When you think of the shoulder joint- think of a golf ball(the ball aspect of the shoulder) on the tee (the glenoid of the shoulder blade). The labrum would be if you cauked around the tee- the result would be increase in stability so that the ball could rest more easily on the tee. The labrum is the same support for the shoulder. When there is increase in fraying or a tear at the labrum, the result is pain, instability, and sometimes dislocation.
Tears usually are a result of two mechanims: traumatic versus non-traumatic. Traumatic are tears that usually are a result of significant injury in sports or a fall. Non-traumatic are tears that are a result of overuse and/or decrease in strength of rotator cuff or scapular stabilizers.
Labral tears are usually classified as Bankart or SLAP (Superior Labrum Anterior or Posterior). Bankart usually occur at the front of the shoulder and reverse bankart occur at the backside of the shoulder. SLAP tears usually involve biceps and occur at the top of the shoulder/labrum.
What are symptoms of a labral tear?
- Pain on top of shoulder
- Sense of instability or being nervous in certain positions
- Different noises including popping, clicking, snapping.
- Feeling like your shoulder is dislocating or may popout.
How can physical therapy help?
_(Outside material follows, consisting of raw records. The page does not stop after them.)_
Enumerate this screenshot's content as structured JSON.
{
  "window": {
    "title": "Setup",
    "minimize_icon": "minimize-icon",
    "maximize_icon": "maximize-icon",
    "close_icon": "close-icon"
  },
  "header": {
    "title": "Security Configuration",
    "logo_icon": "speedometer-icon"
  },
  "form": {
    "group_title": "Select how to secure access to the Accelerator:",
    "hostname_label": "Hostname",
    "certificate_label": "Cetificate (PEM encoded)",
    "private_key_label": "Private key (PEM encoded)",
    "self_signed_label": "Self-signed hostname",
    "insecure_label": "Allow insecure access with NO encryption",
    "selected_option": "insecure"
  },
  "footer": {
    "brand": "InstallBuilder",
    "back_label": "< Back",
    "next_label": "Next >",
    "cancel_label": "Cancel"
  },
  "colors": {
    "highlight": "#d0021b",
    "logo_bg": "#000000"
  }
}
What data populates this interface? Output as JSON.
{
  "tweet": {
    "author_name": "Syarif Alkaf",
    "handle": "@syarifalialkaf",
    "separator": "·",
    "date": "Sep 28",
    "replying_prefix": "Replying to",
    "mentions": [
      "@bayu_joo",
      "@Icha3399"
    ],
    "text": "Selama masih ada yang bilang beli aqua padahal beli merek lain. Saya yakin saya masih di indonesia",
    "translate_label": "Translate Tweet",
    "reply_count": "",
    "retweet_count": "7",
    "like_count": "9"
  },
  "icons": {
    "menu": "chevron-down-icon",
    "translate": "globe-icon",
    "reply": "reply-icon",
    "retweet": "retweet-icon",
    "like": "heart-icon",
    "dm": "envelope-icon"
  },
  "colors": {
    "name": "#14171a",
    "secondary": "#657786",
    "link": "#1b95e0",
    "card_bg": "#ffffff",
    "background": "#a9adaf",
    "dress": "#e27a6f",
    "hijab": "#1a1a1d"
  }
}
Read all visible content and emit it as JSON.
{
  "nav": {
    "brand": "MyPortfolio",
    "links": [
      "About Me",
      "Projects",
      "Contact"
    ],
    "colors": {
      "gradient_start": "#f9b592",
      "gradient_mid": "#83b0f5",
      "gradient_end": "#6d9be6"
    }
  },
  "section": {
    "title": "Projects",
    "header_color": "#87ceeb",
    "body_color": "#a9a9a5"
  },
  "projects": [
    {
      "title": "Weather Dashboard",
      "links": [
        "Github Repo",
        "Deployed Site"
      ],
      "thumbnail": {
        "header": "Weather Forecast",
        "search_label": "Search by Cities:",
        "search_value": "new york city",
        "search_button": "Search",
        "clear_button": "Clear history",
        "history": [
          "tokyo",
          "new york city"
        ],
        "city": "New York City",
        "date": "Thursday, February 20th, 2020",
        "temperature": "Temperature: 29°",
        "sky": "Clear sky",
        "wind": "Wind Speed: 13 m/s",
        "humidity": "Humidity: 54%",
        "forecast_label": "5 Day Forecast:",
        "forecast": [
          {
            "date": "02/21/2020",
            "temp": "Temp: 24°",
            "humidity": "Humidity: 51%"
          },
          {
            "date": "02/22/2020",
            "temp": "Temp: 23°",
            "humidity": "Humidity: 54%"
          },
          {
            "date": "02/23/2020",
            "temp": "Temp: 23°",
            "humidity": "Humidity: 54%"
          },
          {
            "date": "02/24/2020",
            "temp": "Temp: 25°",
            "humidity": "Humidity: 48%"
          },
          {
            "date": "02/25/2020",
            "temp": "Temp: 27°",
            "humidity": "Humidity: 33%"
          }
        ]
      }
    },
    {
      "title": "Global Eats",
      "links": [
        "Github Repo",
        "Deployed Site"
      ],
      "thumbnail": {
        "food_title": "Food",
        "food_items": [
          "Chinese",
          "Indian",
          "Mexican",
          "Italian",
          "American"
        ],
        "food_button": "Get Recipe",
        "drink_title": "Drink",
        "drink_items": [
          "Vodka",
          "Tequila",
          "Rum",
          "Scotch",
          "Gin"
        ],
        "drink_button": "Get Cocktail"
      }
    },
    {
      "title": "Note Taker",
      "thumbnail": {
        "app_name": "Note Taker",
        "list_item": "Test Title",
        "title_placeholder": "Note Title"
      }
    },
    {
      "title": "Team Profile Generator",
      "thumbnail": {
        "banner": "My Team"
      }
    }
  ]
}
When a labral tear does not result in gross instability of the shoulder, physical therapy is often the main treatment. The physical therapist will help you avoid positions that stress the tear and increase your risk for instability, subluxation, or dislocation. They will also strengthening of the rotator cuff in order to stabilize the shoulder joint, as well as, address posture and postural muscle to address any asymmetries that may further irritate the labrum. Additionally, a physical theapist may perform stretching, soft tissue work, and different technique to normalize the shoulder joint and to decrease pain.